◆ **WORK TO BE COMPLETED**
Go through the lines below and copy any that hold the string "time".

Entries taken from a collection
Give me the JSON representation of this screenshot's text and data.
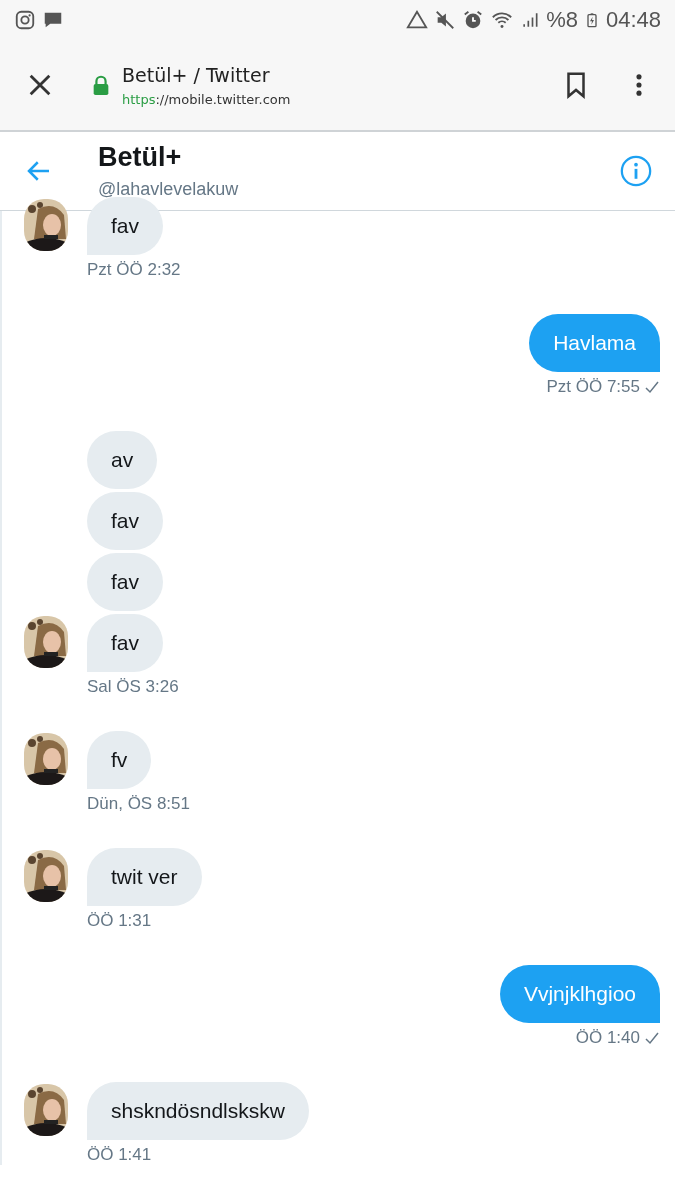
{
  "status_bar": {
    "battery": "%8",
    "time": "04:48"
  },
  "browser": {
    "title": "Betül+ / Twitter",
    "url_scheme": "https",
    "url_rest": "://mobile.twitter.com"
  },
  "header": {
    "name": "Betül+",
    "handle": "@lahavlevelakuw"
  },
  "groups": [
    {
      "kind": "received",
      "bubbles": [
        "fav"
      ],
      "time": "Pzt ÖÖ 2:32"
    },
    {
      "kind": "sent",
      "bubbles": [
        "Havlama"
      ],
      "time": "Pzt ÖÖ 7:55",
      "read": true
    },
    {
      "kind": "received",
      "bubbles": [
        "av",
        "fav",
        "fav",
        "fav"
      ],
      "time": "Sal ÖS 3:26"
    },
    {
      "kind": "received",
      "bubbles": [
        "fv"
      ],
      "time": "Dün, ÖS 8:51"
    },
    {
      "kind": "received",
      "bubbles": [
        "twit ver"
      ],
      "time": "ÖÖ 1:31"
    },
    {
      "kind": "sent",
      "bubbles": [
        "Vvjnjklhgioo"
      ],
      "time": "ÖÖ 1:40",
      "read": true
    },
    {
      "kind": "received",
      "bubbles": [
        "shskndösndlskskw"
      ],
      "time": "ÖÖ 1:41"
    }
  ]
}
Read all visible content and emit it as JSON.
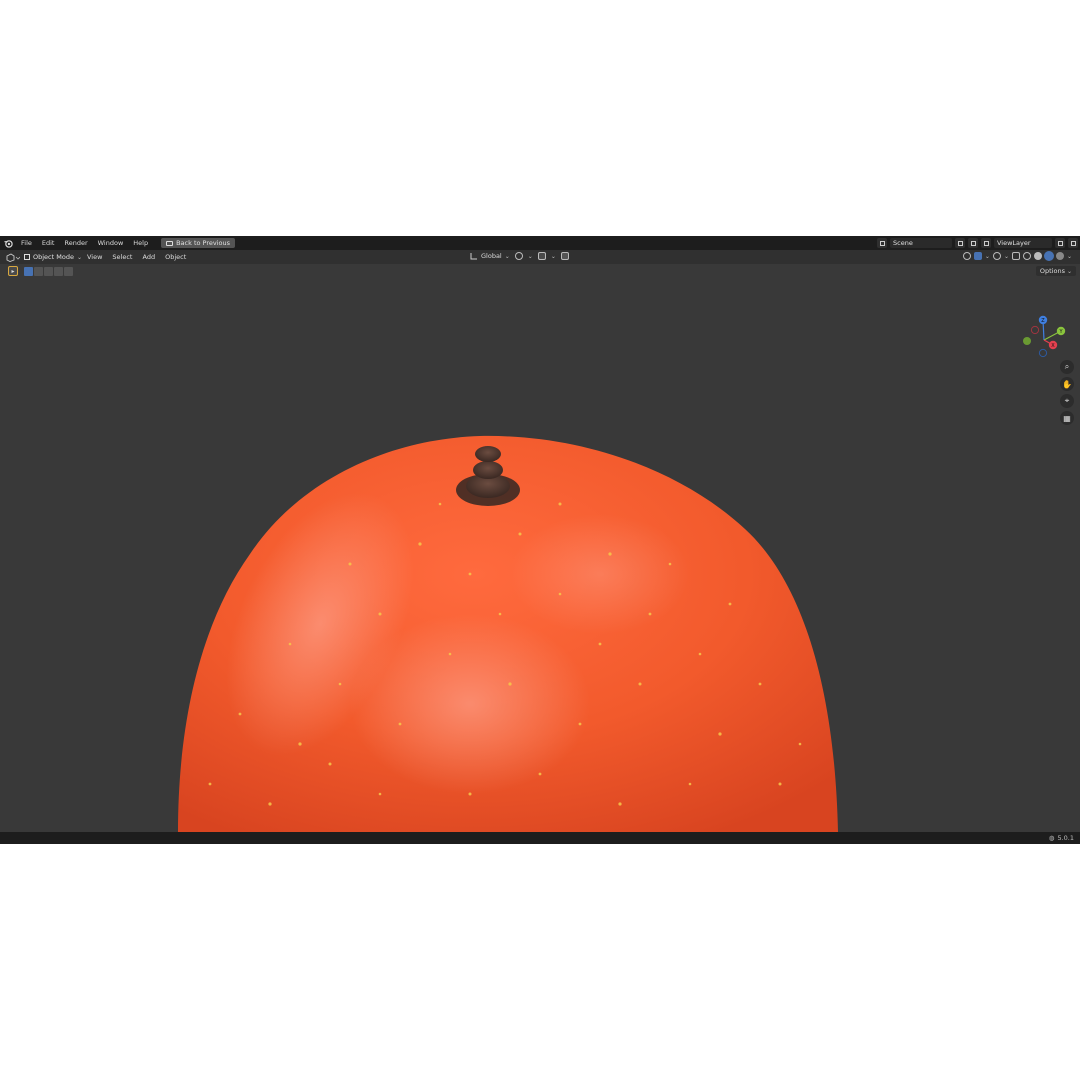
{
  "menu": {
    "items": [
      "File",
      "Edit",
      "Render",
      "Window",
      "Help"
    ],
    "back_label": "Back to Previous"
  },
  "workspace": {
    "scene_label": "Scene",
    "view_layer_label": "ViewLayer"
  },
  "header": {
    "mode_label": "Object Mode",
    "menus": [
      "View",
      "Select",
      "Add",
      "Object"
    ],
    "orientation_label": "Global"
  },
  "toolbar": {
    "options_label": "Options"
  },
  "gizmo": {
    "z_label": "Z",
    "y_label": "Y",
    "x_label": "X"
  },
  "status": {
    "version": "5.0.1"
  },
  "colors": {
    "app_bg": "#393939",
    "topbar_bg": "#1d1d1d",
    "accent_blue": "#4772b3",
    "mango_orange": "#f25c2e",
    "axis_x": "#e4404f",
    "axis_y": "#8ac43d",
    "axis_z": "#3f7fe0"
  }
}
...
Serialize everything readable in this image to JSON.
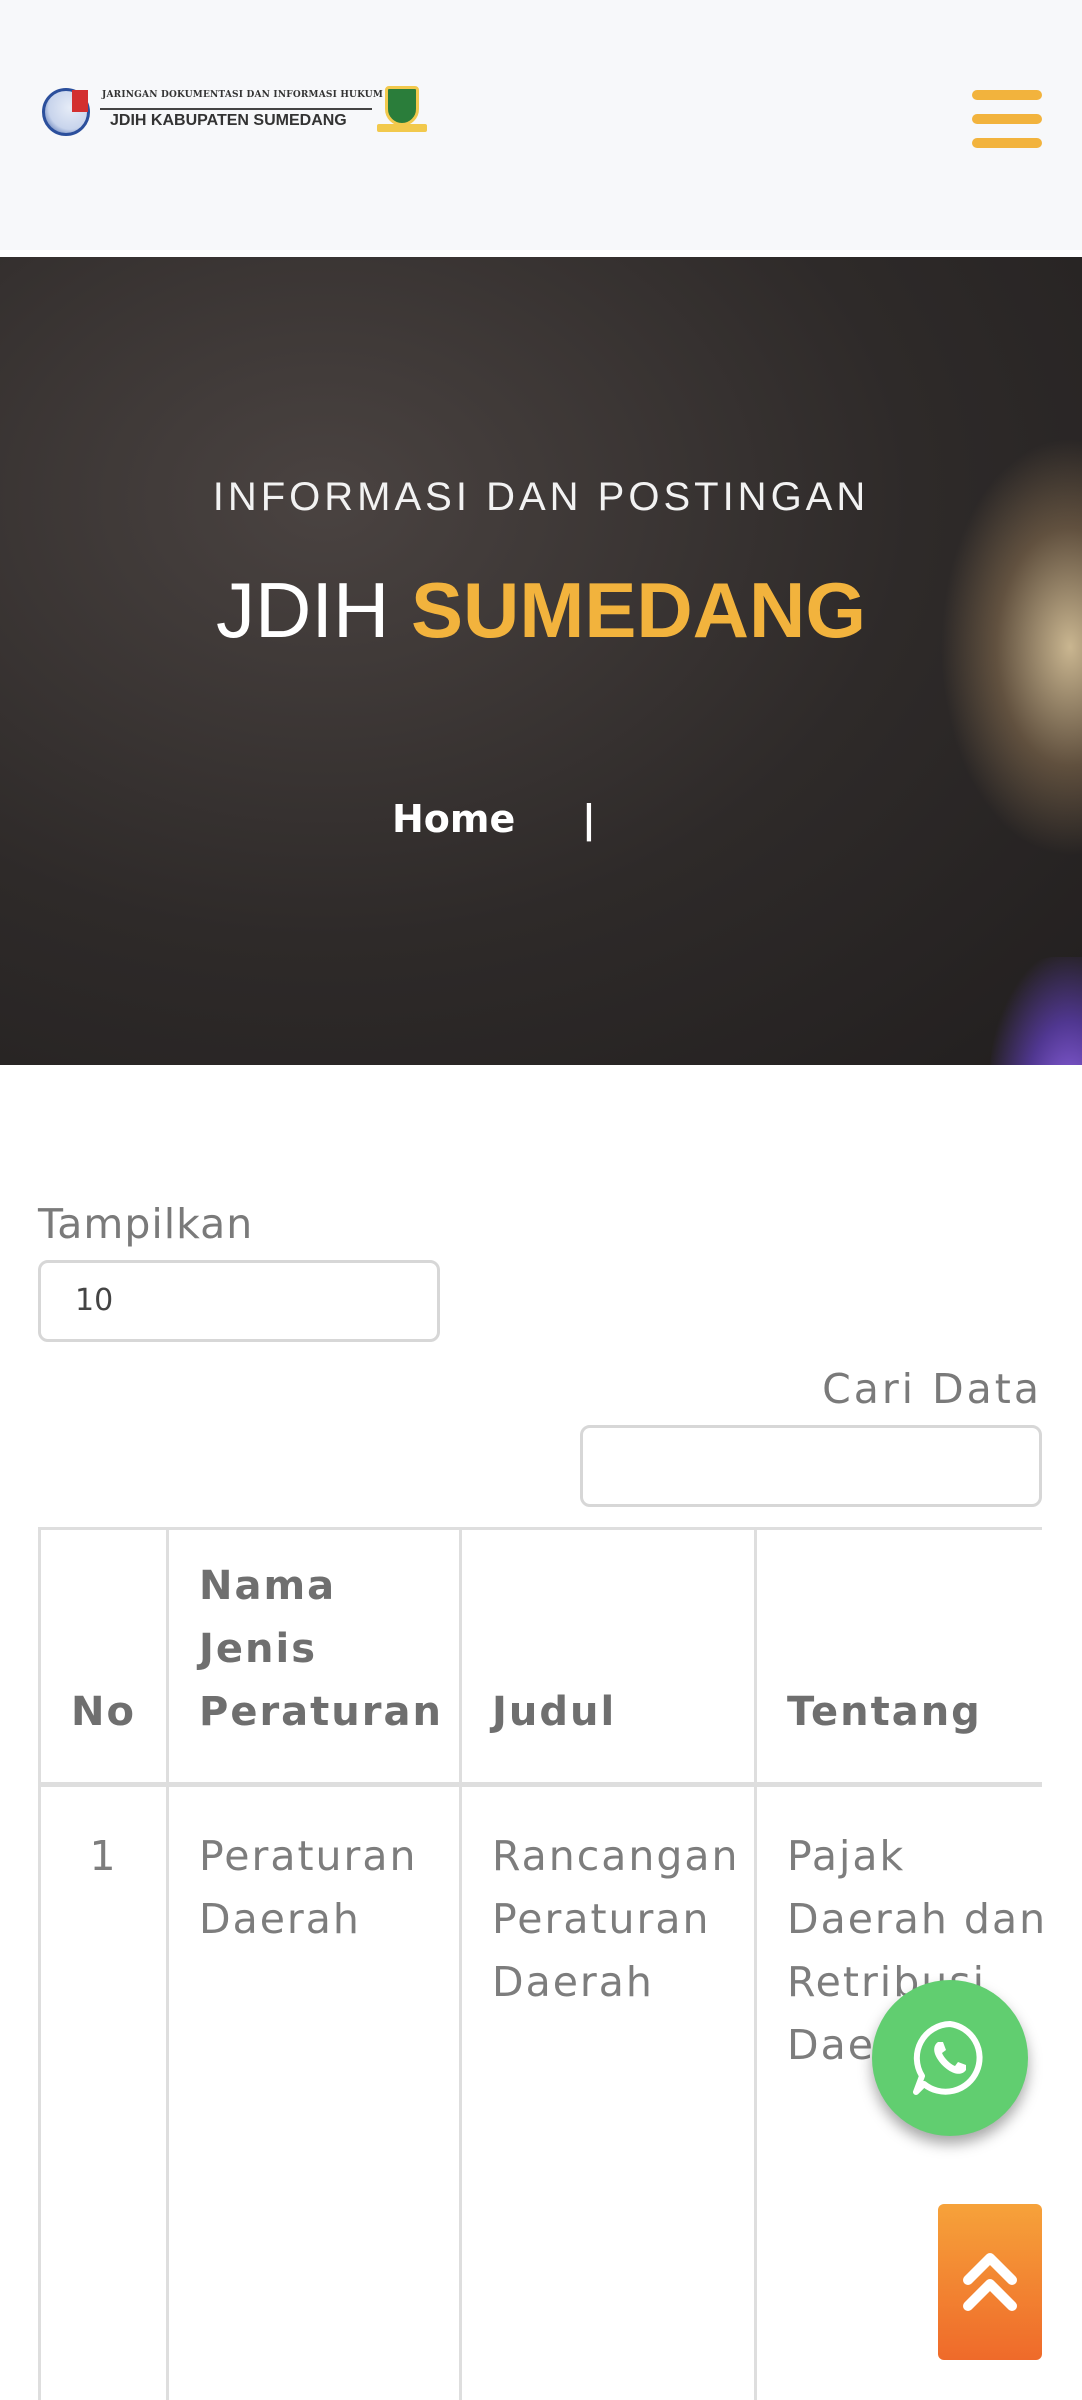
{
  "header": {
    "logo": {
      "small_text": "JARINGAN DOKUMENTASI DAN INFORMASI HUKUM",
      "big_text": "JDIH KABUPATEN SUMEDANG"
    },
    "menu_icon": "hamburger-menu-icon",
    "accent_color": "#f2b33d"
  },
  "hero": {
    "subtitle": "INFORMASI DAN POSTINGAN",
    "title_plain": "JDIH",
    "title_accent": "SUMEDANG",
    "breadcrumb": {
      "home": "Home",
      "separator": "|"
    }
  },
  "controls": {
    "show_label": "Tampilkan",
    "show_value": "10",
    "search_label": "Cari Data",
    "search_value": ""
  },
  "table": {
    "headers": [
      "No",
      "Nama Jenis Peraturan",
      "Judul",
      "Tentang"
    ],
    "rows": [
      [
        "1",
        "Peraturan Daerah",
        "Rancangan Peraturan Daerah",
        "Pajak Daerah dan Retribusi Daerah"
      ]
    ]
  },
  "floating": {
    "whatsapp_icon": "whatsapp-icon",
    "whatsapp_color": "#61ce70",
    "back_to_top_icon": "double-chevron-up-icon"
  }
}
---
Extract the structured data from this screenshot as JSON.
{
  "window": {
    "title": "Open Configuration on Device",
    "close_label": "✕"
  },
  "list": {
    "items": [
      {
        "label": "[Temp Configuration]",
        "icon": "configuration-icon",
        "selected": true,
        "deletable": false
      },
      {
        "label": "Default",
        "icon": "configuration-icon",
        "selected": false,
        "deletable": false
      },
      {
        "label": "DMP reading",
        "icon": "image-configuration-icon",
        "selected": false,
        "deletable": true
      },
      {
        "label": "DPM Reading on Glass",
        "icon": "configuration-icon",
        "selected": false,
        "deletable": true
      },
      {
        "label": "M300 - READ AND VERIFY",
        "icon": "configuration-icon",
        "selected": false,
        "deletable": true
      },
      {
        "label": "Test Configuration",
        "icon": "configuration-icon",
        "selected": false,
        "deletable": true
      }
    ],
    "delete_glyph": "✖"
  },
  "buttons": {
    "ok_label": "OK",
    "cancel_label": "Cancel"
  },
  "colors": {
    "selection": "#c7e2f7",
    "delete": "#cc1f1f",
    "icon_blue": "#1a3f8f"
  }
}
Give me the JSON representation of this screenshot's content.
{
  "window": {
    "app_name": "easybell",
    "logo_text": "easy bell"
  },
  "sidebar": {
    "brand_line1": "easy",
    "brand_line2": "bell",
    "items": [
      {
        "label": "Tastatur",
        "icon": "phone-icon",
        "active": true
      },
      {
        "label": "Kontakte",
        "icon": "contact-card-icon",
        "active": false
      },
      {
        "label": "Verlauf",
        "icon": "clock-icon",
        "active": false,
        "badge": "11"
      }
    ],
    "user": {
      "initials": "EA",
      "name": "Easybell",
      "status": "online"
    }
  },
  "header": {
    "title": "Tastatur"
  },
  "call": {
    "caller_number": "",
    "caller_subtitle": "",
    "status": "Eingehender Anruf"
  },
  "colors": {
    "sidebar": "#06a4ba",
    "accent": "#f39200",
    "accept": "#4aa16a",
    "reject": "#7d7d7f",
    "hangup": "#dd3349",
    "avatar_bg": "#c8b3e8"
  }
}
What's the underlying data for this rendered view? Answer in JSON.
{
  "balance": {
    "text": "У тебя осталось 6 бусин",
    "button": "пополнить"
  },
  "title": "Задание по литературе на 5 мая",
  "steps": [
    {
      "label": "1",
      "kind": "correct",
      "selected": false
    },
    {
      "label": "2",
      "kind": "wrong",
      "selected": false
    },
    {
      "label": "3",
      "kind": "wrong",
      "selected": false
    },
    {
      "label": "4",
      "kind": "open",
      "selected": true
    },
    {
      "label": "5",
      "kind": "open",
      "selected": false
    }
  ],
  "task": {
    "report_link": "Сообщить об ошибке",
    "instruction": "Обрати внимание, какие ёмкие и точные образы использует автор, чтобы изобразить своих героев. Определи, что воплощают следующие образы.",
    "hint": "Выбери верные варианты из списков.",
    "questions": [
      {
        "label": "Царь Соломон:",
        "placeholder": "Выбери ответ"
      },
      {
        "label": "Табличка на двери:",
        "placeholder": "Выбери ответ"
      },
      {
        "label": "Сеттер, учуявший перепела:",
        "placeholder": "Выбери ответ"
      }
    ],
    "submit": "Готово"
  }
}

◆ **OUTPUT OF THE EXERCISE**
    "time": "04:48"
      "time": "Pzt ÖÖ 2:32"
      "time": "Pzt ÖÖ 7:55",
      "time": "Sal ÖS 3:26"
      "time": "Dün, ÖS 8:51"
      "time": "ÖÖ 1:31"
      "time": "ÖÖ 1:40",
      "time": "ÖÖ 1:41"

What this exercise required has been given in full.